**Problem requirements**: What you print must match the data line for line.

**Study material**:
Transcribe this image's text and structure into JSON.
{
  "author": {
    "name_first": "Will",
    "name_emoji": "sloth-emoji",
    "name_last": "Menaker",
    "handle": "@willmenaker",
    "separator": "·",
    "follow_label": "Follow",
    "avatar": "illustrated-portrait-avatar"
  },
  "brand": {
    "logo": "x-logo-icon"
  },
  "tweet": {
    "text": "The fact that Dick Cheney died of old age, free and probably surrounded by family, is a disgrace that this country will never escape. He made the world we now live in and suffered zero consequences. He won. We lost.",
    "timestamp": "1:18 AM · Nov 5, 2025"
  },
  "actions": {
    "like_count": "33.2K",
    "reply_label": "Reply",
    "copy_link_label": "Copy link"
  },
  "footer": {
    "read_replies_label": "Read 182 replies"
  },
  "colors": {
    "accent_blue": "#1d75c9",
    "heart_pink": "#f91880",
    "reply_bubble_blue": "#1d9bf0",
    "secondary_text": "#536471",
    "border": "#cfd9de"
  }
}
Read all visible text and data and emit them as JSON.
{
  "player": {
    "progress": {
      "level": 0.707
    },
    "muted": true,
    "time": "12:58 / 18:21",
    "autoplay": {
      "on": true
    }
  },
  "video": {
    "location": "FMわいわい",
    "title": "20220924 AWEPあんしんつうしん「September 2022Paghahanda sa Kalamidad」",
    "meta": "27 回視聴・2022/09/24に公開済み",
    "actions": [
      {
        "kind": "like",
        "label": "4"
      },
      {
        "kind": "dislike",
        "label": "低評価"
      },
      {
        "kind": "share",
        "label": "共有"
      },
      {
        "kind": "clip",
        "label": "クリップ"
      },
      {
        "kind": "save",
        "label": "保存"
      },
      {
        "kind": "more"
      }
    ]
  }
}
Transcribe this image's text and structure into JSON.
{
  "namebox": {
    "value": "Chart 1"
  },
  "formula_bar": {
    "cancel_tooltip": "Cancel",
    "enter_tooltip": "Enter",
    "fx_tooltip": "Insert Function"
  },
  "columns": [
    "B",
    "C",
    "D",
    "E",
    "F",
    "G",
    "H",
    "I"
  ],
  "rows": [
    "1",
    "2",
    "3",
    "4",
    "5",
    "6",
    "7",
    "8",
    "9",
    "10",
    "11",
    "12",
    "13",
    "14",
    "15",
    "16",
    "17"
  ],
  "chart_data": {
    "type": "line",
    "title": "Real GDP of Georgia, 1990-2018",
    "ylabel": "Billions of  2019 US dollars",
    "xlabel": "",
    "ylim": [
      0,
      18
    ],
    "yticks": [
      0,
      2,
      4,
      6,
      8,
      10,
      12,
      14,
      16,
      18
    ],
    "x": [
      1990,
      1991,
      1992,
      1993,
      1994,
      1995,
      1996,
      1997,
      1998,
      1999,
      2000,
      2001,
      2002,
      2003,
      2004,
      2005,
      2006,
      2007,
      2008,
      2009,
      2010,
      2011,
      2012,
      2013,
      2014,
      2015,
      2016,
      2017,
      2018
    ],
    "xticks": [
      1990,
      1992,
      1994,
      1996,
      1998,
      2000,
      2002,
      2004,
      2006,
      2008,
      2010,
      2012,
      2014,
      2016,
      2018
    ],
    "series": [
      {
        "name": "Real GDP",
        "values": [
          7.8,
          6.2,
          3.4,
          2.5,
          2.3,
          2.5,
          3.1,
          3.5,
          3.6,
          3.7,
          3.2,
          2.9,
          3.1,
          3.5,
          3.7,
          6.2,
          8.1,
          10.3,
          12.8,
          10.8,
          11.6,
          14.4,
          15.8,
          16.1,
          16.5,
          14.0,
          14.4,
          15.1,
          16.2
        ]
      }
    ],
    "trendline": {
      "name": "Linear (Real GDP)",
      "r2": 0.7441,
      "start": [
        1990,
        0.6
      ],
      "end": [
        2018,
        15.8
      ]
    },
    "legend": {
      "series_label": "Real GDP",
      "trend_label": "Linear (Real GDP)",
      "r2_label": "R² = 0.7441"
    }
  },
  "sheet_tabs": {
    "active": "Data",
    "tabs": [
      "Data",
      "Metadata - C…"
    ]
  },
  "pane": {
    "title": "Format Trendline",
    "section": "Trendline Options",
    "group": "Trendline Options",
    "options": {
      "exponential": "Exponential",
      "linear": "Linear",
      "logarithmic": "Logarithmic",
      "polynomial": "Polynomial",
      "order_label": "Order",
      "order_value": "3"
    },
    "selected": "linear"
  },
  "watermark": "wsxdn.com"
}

**Response**:
Transcribe this image's text and structure into JSON.
{
  "author": {
    "name_first": "Will",
    "name_emoji": "sloth-emoji",
    "name_last": "Menaker",
    "handle": "@willmenaker",
    "separator": "·",
    "follow_label": "Follow",
    "avatar": "illustrated-portrait-avatar"
  },
  "brand": {
    "logo": "x-logo-icon"
  },
  "tweet": {
    "text": "The fact that Dick Cheney died of old age, free and probably surrounded by family, is a disgrace that this country will never escape. He made the world we now live in and suffered zero consequences. He won. We lost.",
    "timestamp": "1:18 AM · Nov 5, 2025"
  },
  "actions": {
    "like_count": "33.2K",
    "reply_label": "Reply",
    "copy_link_label": "Copy link"
  },
  "footer": {
    "read_replies_label": "Read 182 replies"
  },
  "colors": {
    "accent_blue": "#1d75c9",
    "heart_pink": "#f91880",
    "reply_bubble_blue": "#1d9bf0",
    "secondary_text": "#536471",
    "border": "#cfd9de"
  }
}
Read all visible text and data and emit them as JSON.
{
  "player": {
    "progress": {
      "level": 0.707
    },
    "muted": true,
    "time": "12:58 / 18:21",
    "autoplay": {
      "on": true
    }
  },
  "video": {
    "location": "FMわいわい",
    "title": "20220924 AWEPあんしんつうしん「September 2022Paghahanda sa Kalamidad」",
    "meta": "27 回視聴・2022/09/24に公開済み",
    "actions": [
      {
        "kind": "like",
        "label": "4"
      },
      {
        "kind": "dislike",
        "label": "低評価"
      },
      {
        "kind": "share",
        "label": "共有"
      },
      {
        "kind": "clip",
        "label": "クリップ"
      },
      {
        "kind": "save",
        "label": "保存"
      },
      {
        "kind": "more"
      }
    ]
  }
}
Transcribe this image's text and structure into JSON.
{
  "namebox": {
    "value": "Chart 1"
  },
  "formula_bar": {
    "cancel_tooltip": "Cancel",
    "enter_tooltip": "Enter",
    "fx_tooltip": "Insert Function"
  },
  "columns": [
    "B",
    "C",
    "D",
    "E",
    "F",
    "G",
    "H",
    "I"
  ],
  "rows": [
    "1",
    "2",
    "3",
    "4",
    "5",
    "6",
    "7",
    "8",
    "9",
    "10",
    "11",
    "12",
    "13",
    "14",
    "15",
    "16",
    "17"
  ],
  "chart_data": {
    "type": "line",
    "title": "Real GDP of Georgia, 1990-2018",
    "ylabel": "Billions of  2019 US dollars",
    "xlabel": "",
    "ylim": [
      0,
      18
    ],
    "yticks": [
      0,
      2,
      4,
      6,
      8,
      10,
      12,
      14,
      16,
      18
    ],
    "x": [
      1990,
      1991,
      1992,
      1993,
      1994,
      1995,
      1996,
      1997,
      1998,
      1999,
      2000,
      2001,
      2002,
      2003,
      2004,
      2005,
      2006,
      2007,
      2008,
      2009,
      2010,
      2011,
      2012,
      2013,
      2014,
      2015,
      2016,
      2017,
      2018
    ],
    "xticks": [
      1990,
      1992,
      1994,
      1996,
      1998,
      2000,
      2002,
      2004,
      2006,
      2008,
      2010,
      2012,
      2014,
      2016,
      2018
    ],
    "series": [
      {
        "name": "Real GDP",
        "values": [
          7.8,
          6.2,
          3.4,
          2.5,
          2.3,
          2.5,
          3.1,
          3.5,
          3.6,
          3.7,
          3.2,
          2.9,
          3.1,
          3.5,
          3.7,
          6.2,
          8.1,
          10.3,
          12.8,
          10.8,
          11.6,
          14.4,
          15.8,
          16.1,
          16.5,
          14.0,
          14.4,
          15.1,
          16.2
        ]
      }
    ],
    "trendline": {
      "name": "Linear (Real GDP)",
      "r2": 0.7441,
      "start": [
        1990,
        0.6
      ],
      "end": [
        2018,
        15.8
      ]
    },
    "legend": {
      "series_label": "Real GDP",
      "trend_label": "Linear (Real GDP)",
      "r2_label": "R² = 0.7441"
    }
  },
  "sheet_tabs": {
    "active": "Data",
    "tabs": [
      "Data",
      "Metadata - C…"
    ]
  },
  "pane": {
    "title": "Format Trendline",
    "section": "Trendline Options",
    "group": "Trendline Options",
    "options": {
      "exponential": "Exponential",
      "linear": "Linear",
      "logarithmic": "Logarithmic",
      "polynomial": "Polynomial",
      "order_label": "Order",
      "order_value": "3"
    },
    "selected": "linear"
  },
  "watermark": "wsxdn.com"
}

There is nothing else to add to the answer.